**What you will do**
Repeat, exactly as written, all of the entries, but not their pictures.

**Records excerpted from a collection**
----

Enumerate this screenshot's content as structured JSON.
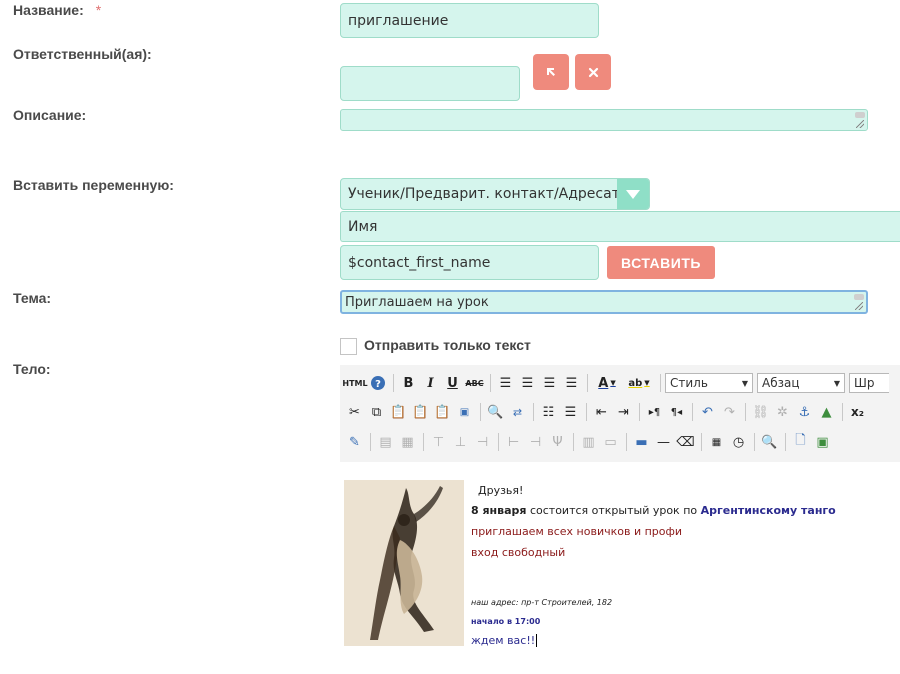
{
  "form": {
    "name_label": "Название:",
    "name_required_mark": "*",
    "name_value": "приглашение",
    "responsible_label": "Ответственный(ая):",
    "responsible_value": "",
    "description_label": "Описание:",
    "description_value": "",
    "insert_var_label": "Вставить переменную:",
    "var_category": "Ученик/Предварит. контакт/Адресат",
    "var_field": "Имя",
    "var_code": "$contact_first_name",
    "insert_button": "ВСТАВИТЬ",
    "subject_label": "Тема:",
    "subject_value": "Приглашаем на урок",
    "text_only_label": "Отправить только текст",
    "text_only_checked": false,
    "body_label": "Тело:"
  },
  "toolbar": {
    "html_label": "HTML",
    "style_combo": "Стиль",
    "paragraph_combo": "Абзац",
    "font_combo": "Шр"
  },
  "editor": {
    "greeting": "Друзья!",
    "date_bold": "8 января",
    "line1_middle": "состоится открытый урок по",
    "line1_link": "Аргентинскому танго",
    "line2": "приглашаем всех новичков и профи",
    "line3": "вход свободный",
    "address": "наш адрес: пр-т Строителей, 182",
    "start_time": "начало в 17:00",
    "closing": "ждем вас!!"
  },
  "colors": {
    "field_bg": "#d5f5ed",
    "field_border": "#9fdcc9",
    "accent_button": "#ef8a7d",
    "select_arrow_bg": "#8fdfc7",
    "dark_red_text": "#8b1a1a",
    "blue_text": "#2b2b8f"
  }
}
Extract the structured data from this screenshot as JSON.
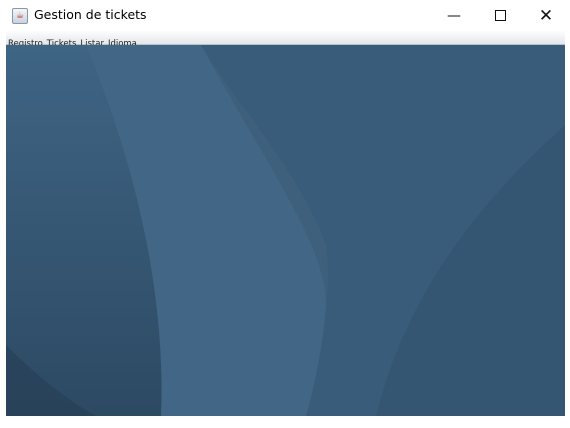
{
  "window": {
    "title": "Gestion de tickets",
    "icon": "java-icon",
    "controls": [
      "minimize-icon",
      "maximize-icon",
      "close-icon"
    ]
  },
  "menubar": {
    "items": [
      {
        "label": "Registro"
      },
      {
        "label": "Tickets",
        "mnemonic": "e"
      },
      {
        "label": "Listar"
      },
      {
        "label": "Idioma"
      }
    ]
  },
  "colors": {
    "desktop": "#3d5f7c"
  }
}
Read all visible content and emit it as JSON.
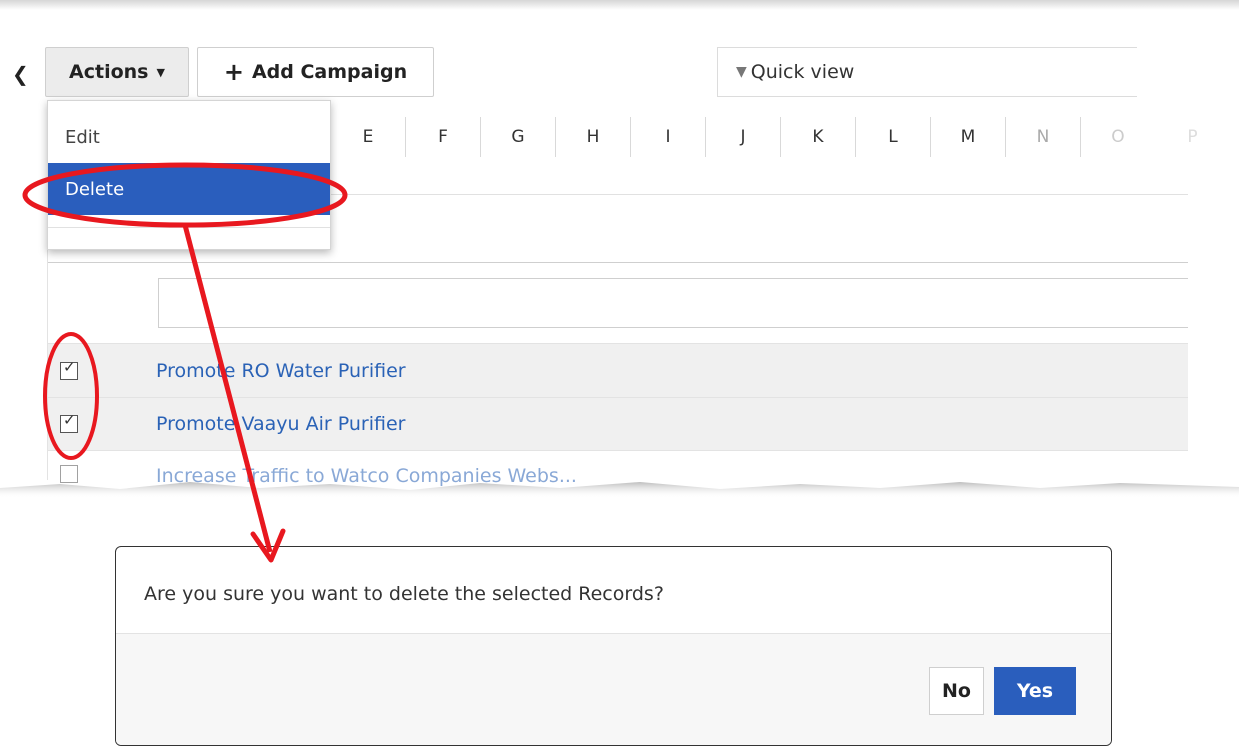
{
  "toolbar": {
    "back_icon": "chevron-left-icon",
    "actions_label": "Actions",
    "add_campaign_label": "Add Campaign",
    "quick_view_label": "Quick view"
  },
  "actions_menu": {
    "items": [
      {
        "label": "Edit"
      },
      {
        "label": "Delete",
        "highlighted": true
      }
    ]
  },
  "alphabet_filter": [
    "E",
    "F",
    "G",
    "H",
    "I",
    "J",
    "K",
    "L",
    "M",
    "N",
    "O",
    "P"
  ],
  "campaigns": [
    {
      "name": "Promote RO Water Purifier",
      "checked": true
    },
    {
      "name": "Promote Vaayu Air Purifier",
      "checked": true
    },
    {
      "name": "Increase Traffic to Watco Companies Webs...",
      "checked": false
    }
  ],
  "confirm_dialog": {
    "message": "Are you sure you want to delete the selected Records?",
    "no_label": "No",
    "yes_label": "Yes"
  },
  "colors": {
    "accent": "#2a5ebd",
    "link": "#2a62b6",
    "annotation": "#e8181f",
    "row_selected_bg": "#f0f0f0"
  }
}
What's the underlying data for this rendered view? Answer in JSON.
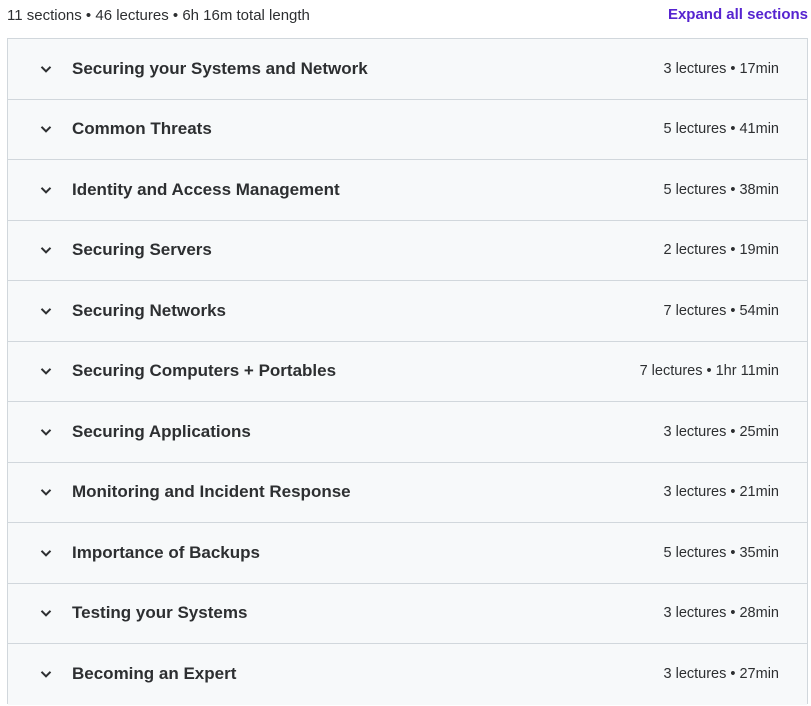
{
  "header": {
    "summary": "11 sections • 46 lectures • 6h 16m total length",
    "expand_all_label": "Expand all sections"
  },
  "colors": {
    "accent": "#5624d0",
    "row_background": "#f7f9fa",
    "border": "#d1d7dc",
    "text": "#2d2f31"
  },
  "icons": {
    "section_toggle": "chevron-down-icon"
  },
  "sections": [
    {
      "title": "Securing your Systems and Network",
      "meta": "3 lectures • 17min"
    },
    {
      "title": "Common Threats",
      "meta": "5 lectures • 41min"
    },
    {
      "title": "Identity and Access Management",
      "meta": "5 lectures • 38min"
    },
    {
      "title": "Securing Servers",
      "meta": "2 lectures • 19min"
    },
    {
      "title": "Securing Networks",
      "meta": "7 lectures • 54min"
    },
    {
      "title": "Securing Computers + Portables",
      "meta": "7 lectures • 1hr 11min"
    },
    {
      "title": "Securing Applications",
      "meta": "3 lectures • 25min"
    },
    {
      "title": "Monitoring and Incident Response",
      "meta": "3 lectures • 21min"
    },
    {
      "title": "Importance of Backups",
      "meta": "5 lectures • 35min"
    },
    {
      "title": "Testing your Systems",
      "meta": "3 lectures • 28min"
    },
    {
      "title": "Becoming an Expert",
      "meta": "3 lectures • 27min"
    }
  ]
}
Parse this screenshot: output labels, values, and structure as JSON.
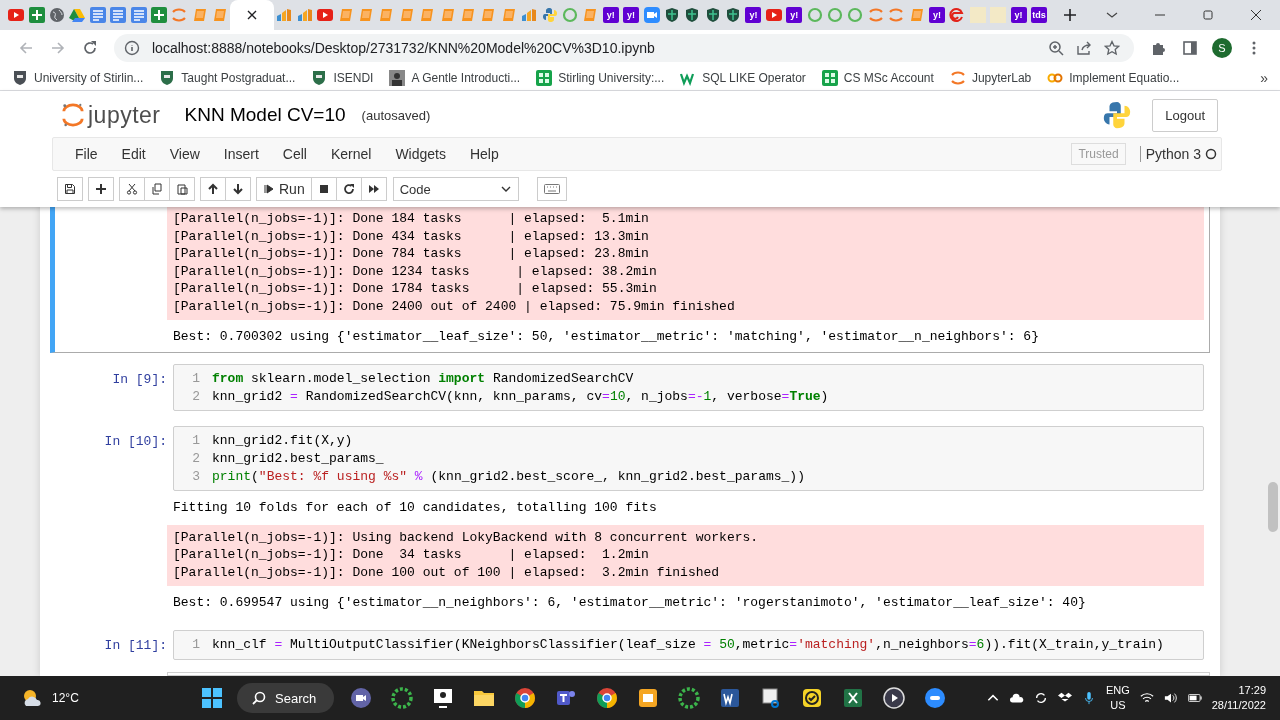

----

**Output below**
Enumerate this screenshot's content as structured JSON.
{
  "form": {
    "name_label": "Название:",
    "name_required_mark": "*",
    "name_value": "приглашение",
    "responsible_label": "Ответственный(ая):",
    "responsible_value": "",
    "description_label": "Описание:",
    "description_value": "",
    "insert_var_label": "Вставить переменную:",
    "var_category": "Ученик/Предварит. контакт/Адресат",
    "var_field": "Имя",
    "var_code": "$contact_first_name",
    "insert_button": "ВСТАВИТЬ",
    "subject_label": "Тема:",
    "subject_value": "Приглашаем на урок",
    "text_only_label": "Отправить только текст",
    "text_only_checked": false,
    "body_label": "Тело:"
  },
  "toolbar": {
    "html_label": "HTML",
    "style_combo": "Стиль",
    "paragraph_combo": "Абзац",
    "font_combo": "Шр"
  },
  "editor": {
    "greeting": "Друзья!",
    "date_bold": "8 января",
    "line1_middle": "состоится открытый урок по",
    "line1_link": "Аргентинскому танго",
    "line2": "приглашаем всех новичков и профи",
    "line3": "вход свободный",
    "address": "наш адрес: пр-т Строителей, 182",
    "start_time": "начало в 17:00",
    "closing": "ждем вас!!"
  },
  "colors": {
    "field_bg": "#d5f5ed",
    "field_border": "#9fdcc9",
    "accent_button": "#ef8a7d",
    "select_arrow_bg": "#8fdfc7",
    "dark_red_text": "#8b1a1a",
    "blue_text": "#2b2b8f"
  }
}
Extract the structured data from this screenshot as JSON.
{
  "window": {
    "title": "Gestion de tickets",
    "icon": "java-icon",
    "controls": [
      "minimize-icon",
      "maximize-icon",
      "close-icon"
    ]
  },
  "menubar": {
    "items": [
      {
        "label": "Registro"
      },
      {
        "label": "Tickets",
        "mnemonic": "e"
      },
      {
        "label": "Listar"
      },
      {
        "label": "Idioma"
      }
    ]
  },
  "colors": {
    "desktop": "#3d5f7c"
  }
}
Read all visible content and emit it as JSON.
{
  "toolbar": {
    "back_icon": "chevron-left-icon",
    "actions_label": "Actions",
    "add_campaign_label": "Add Campaign",
    "quick_view_label": "Quick view"
  },
  "actions_menu": {
    "items": [
      {
        "label": "Edit"
      },
      {
        "label": "Delete",
        "highlighted": true
      }
    ]
  },
  "alphabet_filter": [
    "E",
    "F",
    "G",
    "H",
    "I",
    "J",
    "K",
    "L",
    "M",
    "N",
    "O",
    "P"
  ],
  "campaigns": [
    {
      "name": "Promote RO Water Purifier",
      "checked": true
    },
    {
      "name": "Promote Vaayu Air Purifier",
      "checked": true
    },
    {
      "name": "Increase Traffic to Watco Companies Webs...",
      "checked": false
    }
  ],
  "confirm_dialog": {
    "message": "Are you sure you want to delete the selected Records?",
    "no_label": "No",
    "yes_label": "Yes"
  },
  "colors": {
    "accent": "#2a5ebd",
    "link": "#2a62b6",
    "annotation": "#e8181f",
    "row_selected_bg": "#f0f0f0"
  }
}
What's the underlying data for this rendered view? Answer in JSON.
{
  "header": {
    "summary": "11 sections • 46 lectures • 6h 16m total length",
    "expand_all_label": "Expand all sections"
  },
  "colors": {
    "accent": "#5624d0",
    "row_background": "#f7f9fa",
    "border": "#d1d7dc",
    "text": "#2d2f31"
  },
  "icons": {
    "section_toggle": "chevron-down-icon"
  },
  "sections": [
    {
      "title": "Securing your Systems and Network",
      "meta": "3 lectures • 17min"
    },
    {
      "title": "Common Threats",
      "meta": "5 lectures • 41min"
    },
    {
      "title": "Identity and Access Management",
      "meta": "5 lectures • 38min"
    },
    {
      "title": "Securing Servers",
      "meta": "2 lectures • 19min"
    },
    {
      "title": "Securing Networks",
      "meta": "7 lectures • 54min"
    },
    {
      "title": "Securing Computers + Portables",
      "meta": "7 lectures • 1hr 11min"
    },
    {
      "title": "Securing Applications",
      "meta": "3 lectures • 25min"
    },
    {
      "title": "Monitoring and Incident Response",
      "meta": "3 lectures • 21min"
    },
    {
      "title": "Importance of Backups",
      "meta": "5 lectures • 35min"
    },
    {
      "title": "Testing your Systems",
      "meta": "3 lectures • 28min"
    },
    {
      "title": "Becoming an Expert",
      "meta": "3 lectures • 27min"
    }
  ]
}
Parse this screenshot: output labels, values, and structure as JSON.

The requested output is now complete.